mm said...

If encouragement will not seem like undue or unwanted pressure, then please consider yourself greatly encouraged.

Stella, such a generous comment. Thank you. To some extent I am happy enough with AS as it stands. and I enjoy posting the less revealing stuff, such as the latest post.

But, yes. At times I do feel held back by the fear of loss of anonymity so the option of a password-only version of AS is an intriguing one. I hadn't thought of it. Thank you too for pointing out the technical side of anonymity
protection on Blogger. I will investigate.

I'm sure the right answer will reveal itself in due course .... I'm really grateful for such thoughtful and caring input.

Sky said...

oh, i so understand your hesitancy. i believe it is wise to protect our vulnerable selves and our identities in some ways, but not as much from those we know who live among us as from those we do not know who could be dangerous.

there is some understanding about who you are that seems to permeate the words you write or seems to float in filmy clouds above the breaks you take from blogging. something which alludes to vulnerability and complexity and emotion deeply felt. there is something which makes me feel as though i do know you in a fundamental way (or is this the common fantasy of cyberspace and blogging?), something which makes me sure you are someone i hope to meet one day.

i love this post and how you plucked pieces and feelings from the life around you to offer us another glimpse of yourself. beautiful, indeed, and exactly why i love to come here and visit.

mm said...

Sky. Thank you. I don't think it is fantasy. I think we bloggers and commentators do get to know each other. Maybe not in the same way as happens in 3D but sharing and trust and humour and warmth grow when we open bits of our lives to the world. I've labelled my (belated) blogroll "Friends".

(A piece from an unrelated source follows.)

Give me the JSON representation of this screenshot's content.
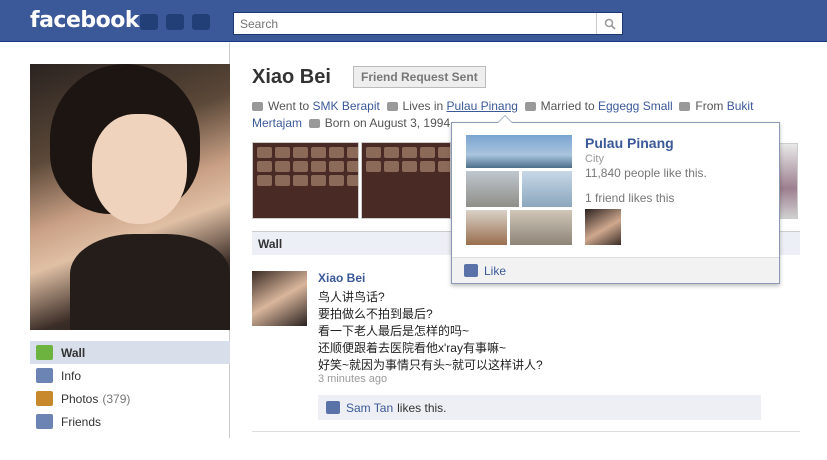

As usual, a perceptive and generous comment. I am grateful. And if you both ever come across the pond (or vice versa) then, yes, we will meet. No question about it.

On another note, I hope you're feeling better and mending well?

Patry Francis said...

As an increasing number of friends and acquaintances have discovered my blog, I've also been more self-conscious about what I write. The illusion that I' m writing to a small group of like-minded friends has been shattered. Still, you say a lot here; and whether beautiful writing matters to you or not, it is here.

mm said...

Patry. Thank you. A delight to see you here.